In the last article, we discussed a few reasons why microlearning has become a popular way to train employees and keep them engaged in workplace learning. Microlearning certainly seems to have more pros than cons, if it is implemented and used correctly. Let’s discuss how can businesses measure the success of using a microlearning module.
Setting Up for Success
Microlearning needs to be used appropriately, meaning it should concentrate on very focused learning around small chunks of information. If the content is too broad, microlearning will not be successful (Axonify). Next, you need to identify the problem you want to solve and the training’s desired outcomes before creating a microlearning system. This allows you to narrow the content to make it short and accessible.
As with any training module, you need to be able to accurately measure whether the microlearning is working. According to eLearningIndustry.com, you can gauge success in three main ways.
Using formal surveys can help employers determine whether the employees are on the career progression path they desire, and is training an integral part of that path. Are they progressing? Are they satisfied with their rate of progression? Do they feel their employer supports their progression, and do they feel like microlearning contributes to it? These indicators must be tracked and continuously evaluated.
How is the employee engaging with the content? You can track and determine engagement levels through smaller pulse surveys, as opposed to annual surveys or other, longer surveys that are linked to performance. The best way to encourage engagement is to acknowledge and act on the feedback that you receive.

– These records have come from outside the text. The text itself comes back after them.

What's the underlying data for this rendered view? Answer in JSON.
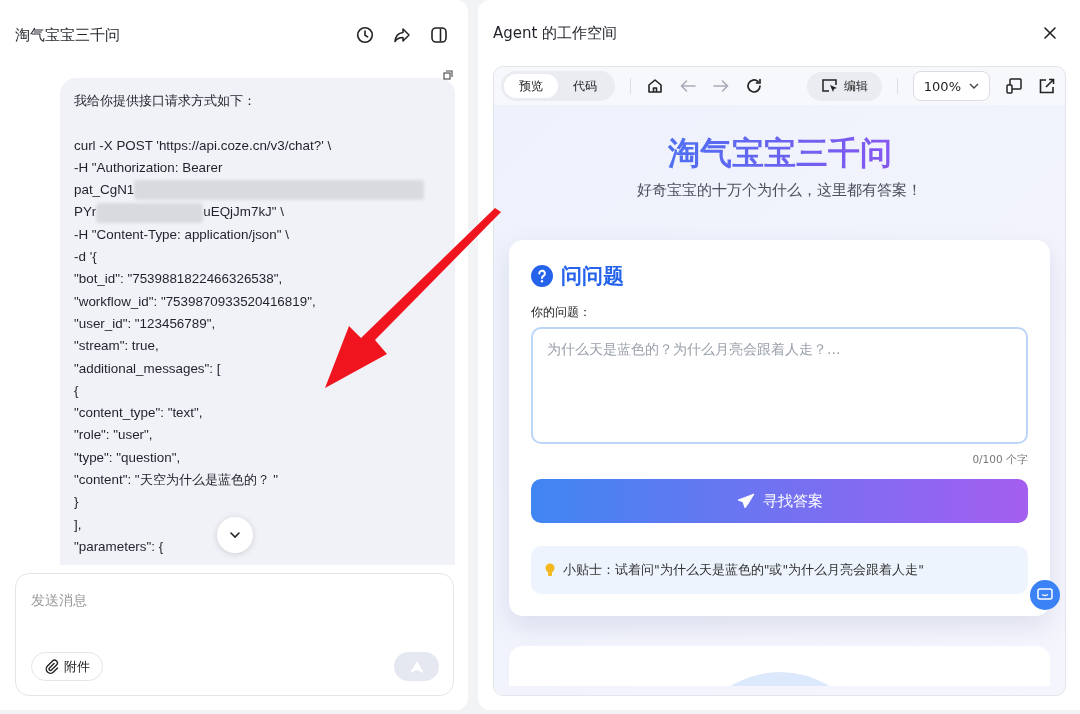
{
  "chat": {
    "title": "淘气宝宝三千问",
    "message": [
      {
        "kind": "text",
        "text": "我给你提供接口请求方式如下："
      },
      {
        "kind": "blank"
      },
      {
        "kind": "text",
        "text": "curl -X POST 'https://api.coze.cn/v3/chat?' \\"
      },
      {
        "kind": "text",
        "text": "-H \"Authorization: Bearer"
      },
      {
        "kind": "redacted",
        "before": "pat_CgN1"
      },
      {
        "kind": "redacted",
        "before": "PYr",
        "after": "uEQjJm7kJ\" \\"
      },
      {
        "kind": "text",
        "text": "-H \"Content-Type: application/json\" \\"
      },
      {
        "kind": "text",
        "text": "-d '{"
      },
      {
        "kind": "text",
        "text": "\"bot_id\": \"7539881822466326538\","
      },
      {
        "kind": "text",
        "text": "\"workflow_id\": \"7539870933520416819\","
      },
      {
        "kind": "text",
        "text": "\"user_id\": \"123456789\","
      },
      {
        "kind": "text",
        "text": "\"stream\": true,"
      },
      {
        "kind": "text",
        "text": "\"additional_messages\": ["
      },
      {
        "kind": "text",
        "text": "{"
      },
      {
        "kind": "text",
        "text": "\"content_type\": \"text\","
      },
      {
        "kind": "text",
        "text": "\"role\": \"user\","
      },
      {
        "kind": "text",
        "text": "\"type\": \"question\","
      },
      {
        "kind": "text",
        "text": "\"content\": \"天空为什么是蓝色的？ \""
      },
      {
        "kind": "text",
        "text": "}"
      },
      {
        "kind": "text",
        "text": "],"
      },
      {
        "kind": "text",
        "text": "\"parameters\": {"
      }
    ],
    "input": {
      "placeholder": "发送消息"
    },
    "attach_button": "附件",
    "send_disabled": true
  },
  "workspace": {
    "title": "Agent 的工作空间",
    "tabs": [
      {
        "label": "预览",
        "selected": true
      },
      {
        "label": "代码",
        "selected": false
      }
    ],
    "nav": [
      {
        "kind": "home",
        "disabled": false
      },
      {
        "kind": "back",
        "disabled": true
      },
      {
        "kind": "forward",
        "disabled": true
      },
      {
        "kind": "refresh",
        "disabled": false
      }
    ],
    "edit_button": "编辑",
    "zoom": "100%",
    "page": {
      "heading": "淘气宝宝三千问",
      "subheading": "好奇宝宝的十万个为什么，这里都有答案！",
      "card_title": "问问题",
      "field_label": "你的问题：",
      "field_placeholder": "为什么天是蓝色的？为什么月亮会跟着人走？...",
      "counter": "0/100 个字",
      "submit": "寻找答案",
      "tip": "小贴士：试着问\"为什么天是蓝色的\"或\"为什么月亮会跟着人走\""
    }
  }
}
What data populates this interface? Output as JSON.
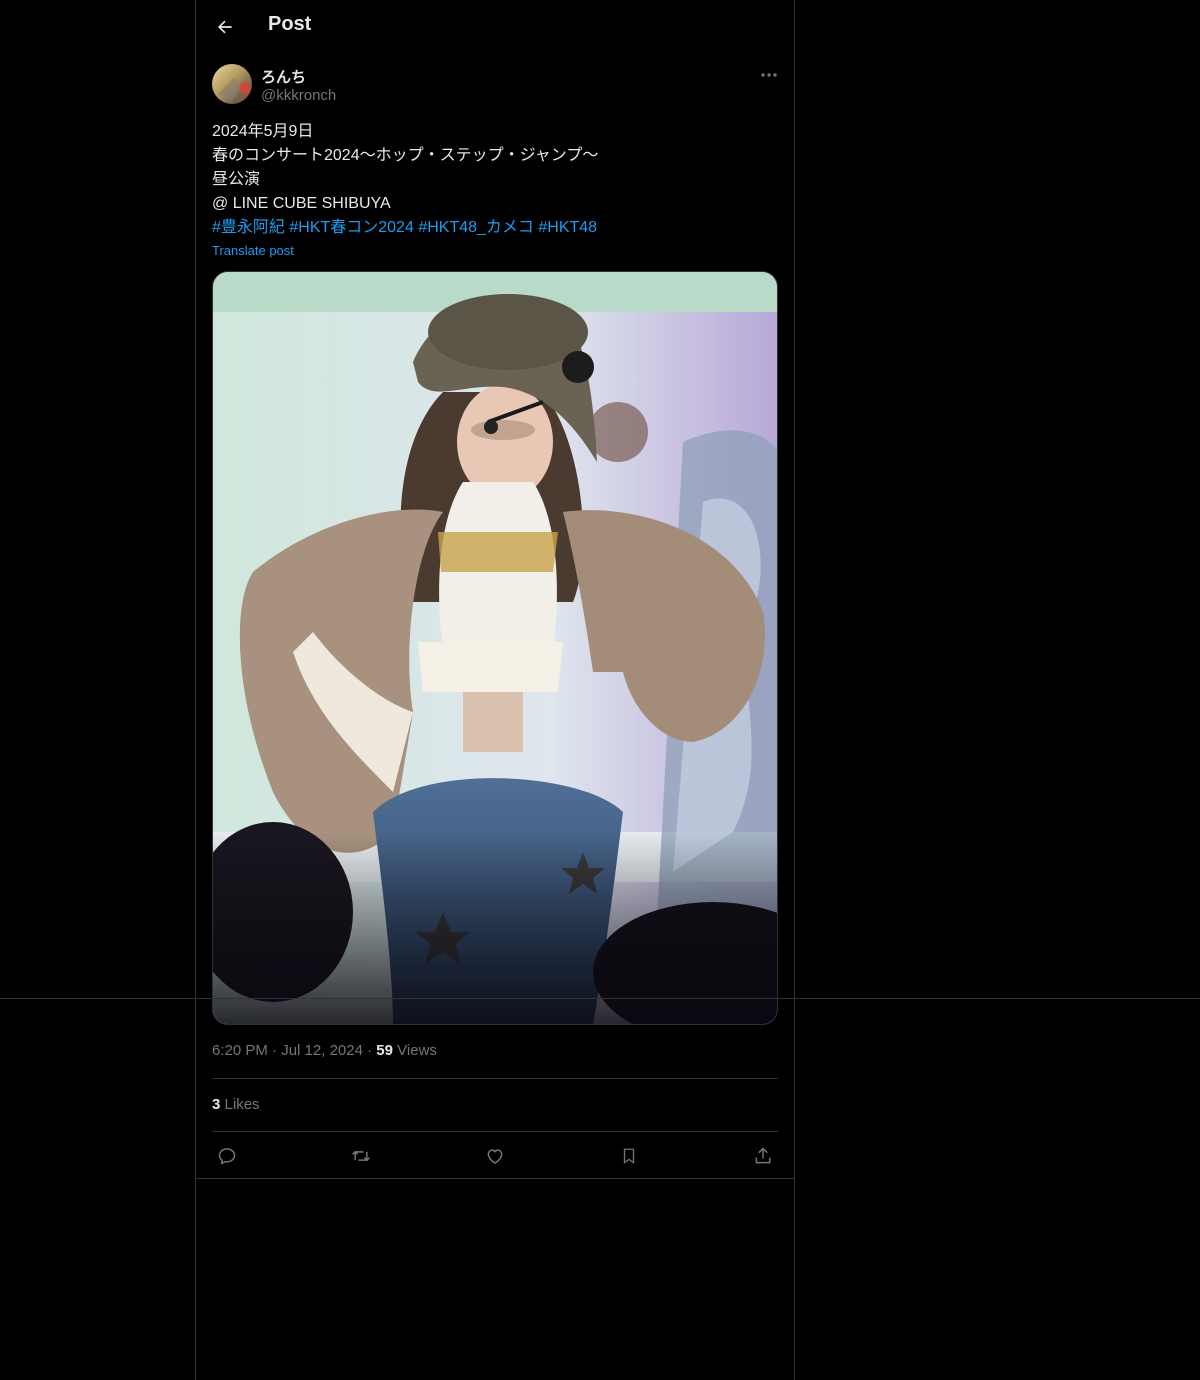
{
  "header": {
    "title": "Post"
  },
  "author": {
    "display_name": "ろんち",
    "handle": "@kkkronch"
  },
  "post": {
    "lines": [
      "2024年5月9日",
      "春のコンサート2024〜ホップ・ステップ・ジャンプ〜",
      "昼公演",
      "@ LINE CUBE SHIBUYA"
    ],
    "hashtags": [
      "#豊永阿紀",
      "#HKT春コン2024",
      "#HKT48_カメコ",
      "#HKT48"
    ],
    "translate_label": "Translate post"
  },
  "meta": {
    "time": "6:20 PM",
    "separator": "·",
    "date": "Jul 12, 2024",
    "views_count": "59",
    "views_label": "Views"
  },
  "stats": {
    "likes_count": "3",
    "likes_label": "Likes"
  },
  "icons": {
    "back": "arrow-left-icon",
    "more": "more-horizontal-icon",
    "reply": "reply-icon",
    "repost": "repost-icon",
    "like": "heart-icon",
    "bookmark": "bookmark-icon",
    "share": "share-icon"
  },
  "colors": {
    "background": "#000000",
    "text": "#e7e9ea",
    "secondary": "#71767b",
    "accent": "#1d9bf0",
    "border": "#2f3336"
  }
}
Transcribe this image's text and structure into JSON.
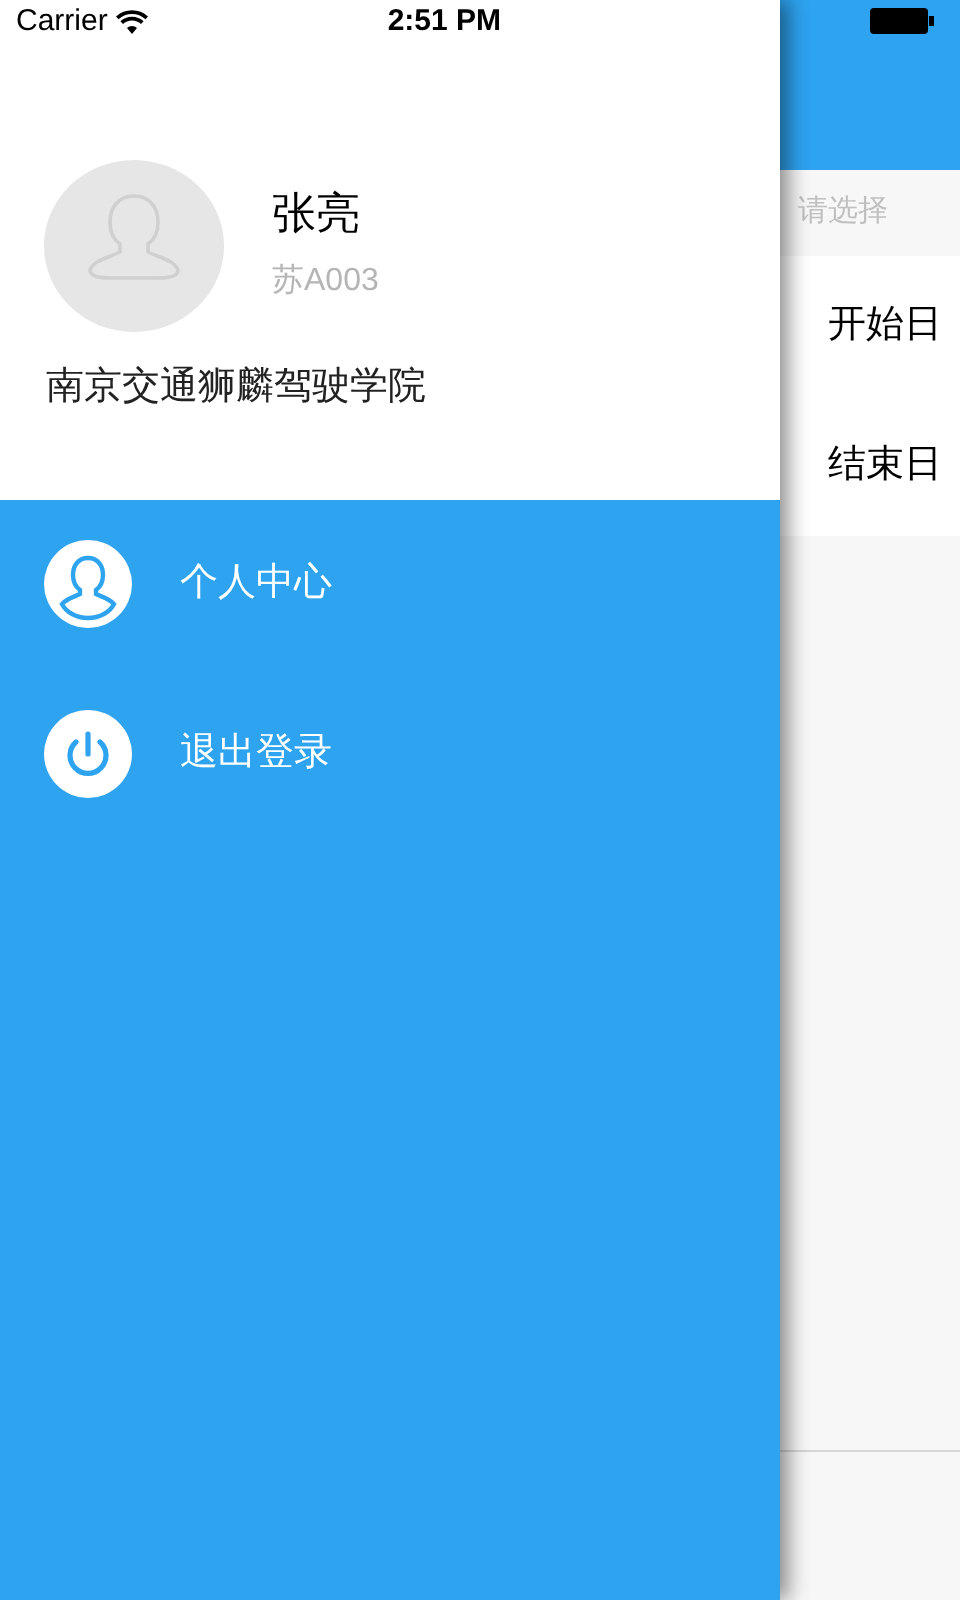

Using a simple like/dislike button is another way to gauge how employees are receiving and interacting with the microlearning content. The reality is if an employee doesn’t like or appreciate the learning content, it is less likely to be a successful as a business learning tool.
Potential for Success
Microlearning success rates are incredibly promising. According to a Gallup poll, only 30% of workers feel engaged with their work, and microlearning has increased that number by 50%. Due to this kind of success, “best-in-class companies are nearly twice as likely to use microlearning as part of their training mix, and nearly twice as likely to measure employee learning gains and calculate ROI based on microlearning” (Training Industry). When microlearning is done right, success is inevitable. Small, focused topics delivered and learned in three- to seven-minute bursts over the course of several weeks or months lead to a greater retention rate and are more suitable to modern attention spans.
The numbers show when companies utilize microlearning to train and retain workers, everyone from the L&D professionals to employees is more satisfied.